Recent Blog Articles
Improving access to hearing aids
Can mindfulness change your brain?
Five lifestyle factors that can help prevent gastroesophageal reflux disease
Transient ischemic attacks: Varied symptoms, all important
5 inflammation-fighting food swaps
Is IBD an underrecognized health problem in minority groups?
Sickle cell disease in newborns and children: What families should know and do
COVID-19 vaccines for children and teens: What we do — and don’t — know
Happy trails: Take a hike, now
Sleep well — and reduce your risk of dementia and death
Diseases & Conditions
Is shingles contagious?
Ask the doctors
Q. I understand that shingles is caused by a virus. Does that mean that shingles is contagious?
A. Yes and no. If you had chickenpox when you were a child, you are at risk for shingles. Shingles occurs when the varicella-zoster virus that caused your chickenpox re-emerges after lying dormant in your nerve cells from the time of your original illness. When this occurs, you are contagious, but you can't give someone shingles. You can, however, infect people with chickenpox if they haven't been exposed to the virus in the past and haven't been vaccinated against it. For this reason, it's important to take precautions, particularly if you are close to someone who has a weakened immune system.
To continue reading this article, you must log in.
Subscribe to Harvard Health Online for immediate access to health news and information from Harvard Medical School.
- Research health conditions
- Check your symptoms
- Prepare for a doctor's visit or test
- Find the best treatments and procedures for you
- Explore options for better nutrition and exercise
I'd like to receive access to Harvard Health Online for only $4.99 a month.Sign Me Up
Already a member? Login ».

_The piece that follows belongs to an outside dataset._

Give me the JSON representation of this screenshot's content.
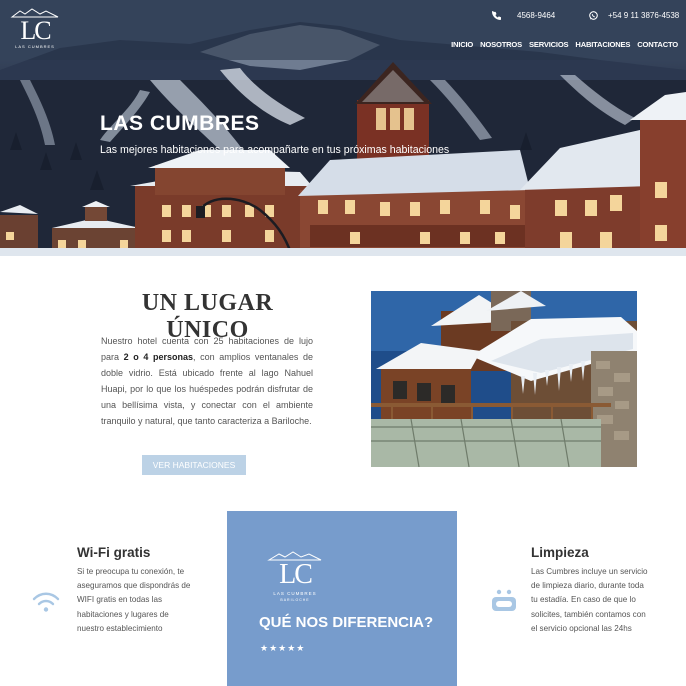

As a service to our readers, Harvard Health Publishing provides access to our library of archived content. Please note the date of last review or update on all articles. No content on this site, regardless of date, should ever be used as a substitute for direct medical advice from your doctor or other qualified clinician.